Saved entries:
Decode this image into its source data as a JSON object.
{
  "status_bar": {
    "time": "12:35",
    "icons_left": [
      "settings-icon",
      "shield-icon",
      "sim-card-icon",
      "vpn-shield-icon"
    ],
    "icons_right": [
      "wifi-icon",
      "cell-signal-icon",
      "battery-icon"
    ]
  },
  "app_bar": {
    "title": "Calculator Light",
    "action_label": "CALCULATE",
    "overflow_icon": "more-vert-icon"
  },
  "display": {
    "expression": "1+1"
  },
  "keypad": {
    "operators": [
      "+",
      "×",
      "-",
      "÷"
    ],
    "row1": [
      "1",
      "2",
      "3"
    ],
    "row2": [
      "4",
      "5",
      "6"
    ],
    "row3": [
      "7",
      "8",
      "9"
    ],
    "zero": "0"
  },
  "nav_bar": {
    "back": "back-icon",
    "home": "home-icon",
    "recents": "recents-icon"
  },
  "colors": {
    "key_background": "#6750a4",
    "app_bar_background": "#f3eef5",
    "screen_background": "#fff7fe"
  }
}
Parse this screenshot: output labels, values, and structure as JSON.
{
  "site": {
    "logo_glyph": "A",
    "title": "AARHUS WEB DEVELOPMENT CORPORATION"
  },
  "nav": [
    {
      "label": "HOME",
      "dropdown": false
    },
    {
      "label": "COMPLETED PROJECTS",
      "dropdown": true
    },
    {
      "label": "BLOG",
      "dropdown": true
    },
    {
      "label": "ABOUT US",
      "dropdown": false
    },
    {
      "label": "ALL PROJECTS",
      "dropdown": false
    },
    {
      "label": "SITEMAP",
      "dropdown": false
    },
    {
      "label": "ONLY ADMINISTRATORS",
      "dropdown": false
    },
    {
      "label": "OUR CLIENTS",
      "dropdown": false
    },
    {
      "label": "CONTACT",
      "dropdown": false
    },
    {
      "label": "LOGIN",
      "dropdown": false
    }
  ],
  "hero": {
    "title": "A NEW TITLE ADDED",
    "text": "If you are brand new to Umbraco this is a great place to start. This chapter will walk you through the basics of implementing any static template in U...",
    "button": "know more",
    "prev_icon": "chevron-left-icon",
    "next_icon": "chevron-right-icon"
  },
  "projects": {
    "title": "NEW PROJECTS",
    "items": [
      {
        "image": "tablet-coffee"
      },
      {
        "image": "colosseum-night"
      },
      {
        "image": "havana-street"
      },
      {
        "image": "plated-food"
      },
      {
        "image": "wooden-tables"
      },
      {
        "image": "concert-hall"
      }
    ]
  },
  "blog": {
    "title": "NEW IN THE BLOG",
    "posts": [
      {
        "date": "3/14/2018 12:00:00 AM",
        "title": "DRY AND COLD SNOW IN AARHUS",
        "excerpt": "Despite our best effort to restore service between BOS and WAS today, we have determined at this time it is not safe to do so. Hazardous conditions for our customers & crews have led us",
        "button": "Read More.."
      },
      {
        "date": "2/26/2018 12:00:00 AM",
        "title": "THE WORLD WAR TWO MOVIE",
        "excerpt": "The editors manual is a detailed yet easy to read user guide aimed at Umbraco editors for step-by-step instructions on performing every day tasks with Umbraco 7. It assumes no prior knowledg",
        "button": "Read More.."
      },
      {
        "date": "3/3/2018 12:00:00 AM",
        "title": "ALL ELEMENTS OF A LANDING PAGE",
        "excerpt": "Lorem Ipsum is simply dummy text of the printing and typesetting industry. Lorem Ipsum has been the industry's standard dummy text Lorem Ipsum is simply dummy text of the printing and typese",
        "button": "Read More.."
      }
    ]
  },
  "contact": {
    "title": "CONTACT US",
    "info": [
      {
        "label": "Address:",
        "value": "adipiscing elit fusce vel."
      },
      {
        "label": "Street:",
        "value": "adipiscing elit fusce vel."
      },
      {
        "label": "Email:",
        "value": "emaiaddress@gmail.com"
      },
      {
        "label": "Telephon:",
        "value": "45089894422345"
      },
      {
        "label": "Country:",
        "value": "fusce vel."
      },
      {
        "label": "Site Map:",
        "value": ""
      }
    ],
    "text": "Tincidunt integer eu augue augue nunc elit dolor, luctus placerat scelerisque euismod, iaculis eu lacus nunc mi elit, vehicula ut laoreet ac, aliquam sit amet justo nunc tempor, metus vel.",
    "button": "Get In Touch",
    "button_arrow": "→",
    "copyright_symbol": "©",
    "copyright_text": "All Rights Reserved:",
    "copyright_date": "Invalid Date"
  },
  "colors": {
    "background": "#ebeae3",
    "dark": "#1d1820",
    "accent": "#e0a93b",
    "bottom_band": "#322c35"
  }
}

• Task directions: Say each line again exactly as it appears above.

• Answer section:
Decode this image into its source data as a JSON object.
{
  "status_bar": {
    "time": "12:35",
    "icons_left": [
      "settings-icon",
      "shield-icon",
      "sim-card-icon",
      "vpn-shield-icon"
    ],
    "icons_right": [
      "wifi-icon",
      "cell-signal-icon",
      "battery-icon"
    ]
  },
  "app_bar": {
    "title": "Calculator Light",
    "action_label": "CALCULATE",
    "overflow_icon": "more-vert-icon"
  },
  "display": {
    "expression": "1+1"
  },
  "keypad": {
    "operators": [
      "+",
      "×",
      "-",
      "÷"
    ],
    "row1": [
      "1",
      "2",
      "3"
    ],
    "row2": [
      "4",
      "5",
      "6"
    ],
    "row3": [
      "7",
      "8",
      "9"
    ],
    "zero": "0"
  },
  "nav_bar": {
    "back": "back-icon",
    "home": "home-icon",
    "recents": "recents-icon"
  },
  "colors": {
    "key_background": "#6750a4",
    "app_bar_background": "#f3eef5",
    "screen_background": "#fff7fe"
  }
}
Parse this screenshot: output labels, values, and structure as JSON.
{
  "site": {
    "logo_glyph": "A",
    "title": "AARHUS WEB DEVELOPMENT CORPORATION"
  },
  "nav": [
    {
      "label": "HOME",
      "dropdown": false
    },
    {
      "label": "COMPLETED PROJECTS",
      "dropdown": true
    },
    {
      "label": "BLOG",
      "dropdown": true
    },
    {
      "label": "ABOUT US",
      "dropdown": false
    },
    {
      "label": "ALL PROJECTS",
      "dropdown": false
    },
    {
      "label": "SITEMAP",
      "dropdown": false
    },
    {
      "label": "ONLY ADMINISTRATORS",
      "dropdown": false
    },
    {
      "label": "OUR CLIENTS",
      "dropdown": false
    },
    {
      "label": "CONTACT",
      "dropdown": false
    },
    {
      "label": "LOGIN",
      "dropdown": false
    }
  ],
  "hero": {
    "title": "A NEW TITLE ADDED",
    "text": "If you are brand new to Umbraco this is a great place to start. This chapter will walk you through the basics of implementing any static template in U...",
    "button": "know more",
    "prev_icon": "chevron-left-icon",
    "next_icon": "chevron-right-icon"
  },
  "projects": {
    "title": "NEW PROJECTS",
    "items": [
      {
        "image": "tablet-coffee"
      },
      {
        "image": "colosseum-night"
      },
      {
        "image": "havana-street"
      },
      {
        "image": "plated-food"
      },
      {
        "image": "wooden-tables"
      },
      {
        "image": "concert-hall"
      }
    ]
  },
  "blog": {
    "title": "NEW IN THE BLOG",
    "posts": [
      {
        "date": "3/14/2018 12:00:00 AM",
        "title": "DRY AND COLD SNOW IN AARHUS",
        "excerpt": "Despite our best effort to restore service between BOS and WAS today, we have determined at this time it is not safe to do so. Hazardous conditions for our customers & crews have led us",
        "button": "Read More.."
      },
      {
        "date": "2/26/2018 12:00:00 AM",
        "title": "THE WORLD WAR TWO MOVIE",
        "excerpt": "The editors manual is a detailed yet easy to read user guide aimed at Umbraco editors for step-by-step instructions on performing every day tasks with Umbraco 7. It assumes no prior knowledg",
        "button": "Read More.."
      },
      {
        "date": "3/3/2018 12:00:00 AM",
        "title": "ALL ELEMENTS OF A LANDING PAGE",
        "excerpt": "Lorem Ipsum is simply dummy text of the printing and typesetting industry. Lorem Ipsum has been the industry's standard dummy text Lorem Ipsum is simply dummy text of the printing and typese",
        "button": "Read More.."
      }
    ]
  },
  "contact": {
    "title": "CONTACT US",
    "info": [
      {
        "label": "Address:",
        "value": "adipiscing elit fusce vel."
      },
      {
        "label": "Street:",
        "value": "adipiscing elit fusce vel."
      },
      {
        "label": "Email:",
        "value": "emaiaddress@gmail.com"
      },
      {
        "label": "Telephon:",
        "value": "45089894422345"
      },
      {
        "label": "Country:",
        "value": "fusce vel."
      },
      {
        "label": "Site Map:",
        "value": ""
      }
    ],
    "text": "Tincidunt integer eu augue augue nunc elit dolor, luctus placerat scelerisque euismod, iaculis eu lacus nunc mi elit, vehicula ut laoreet ac, aliquam sit amet justo nunc tempor, metus vel.",
    "button": "Get In Touch",
    "button_arrow": "→",
    "copyright_symbol": "©",
    "copyright_text": "All Rights Reserved:",
    "copyright_date": "Invalid Date"
  },
  "colors": {
    "background": "#ebeae3",
    "dark": "#1d1820",
    "accent": "#e0a93b",
    "bottom_band": "#322c35"
  }
}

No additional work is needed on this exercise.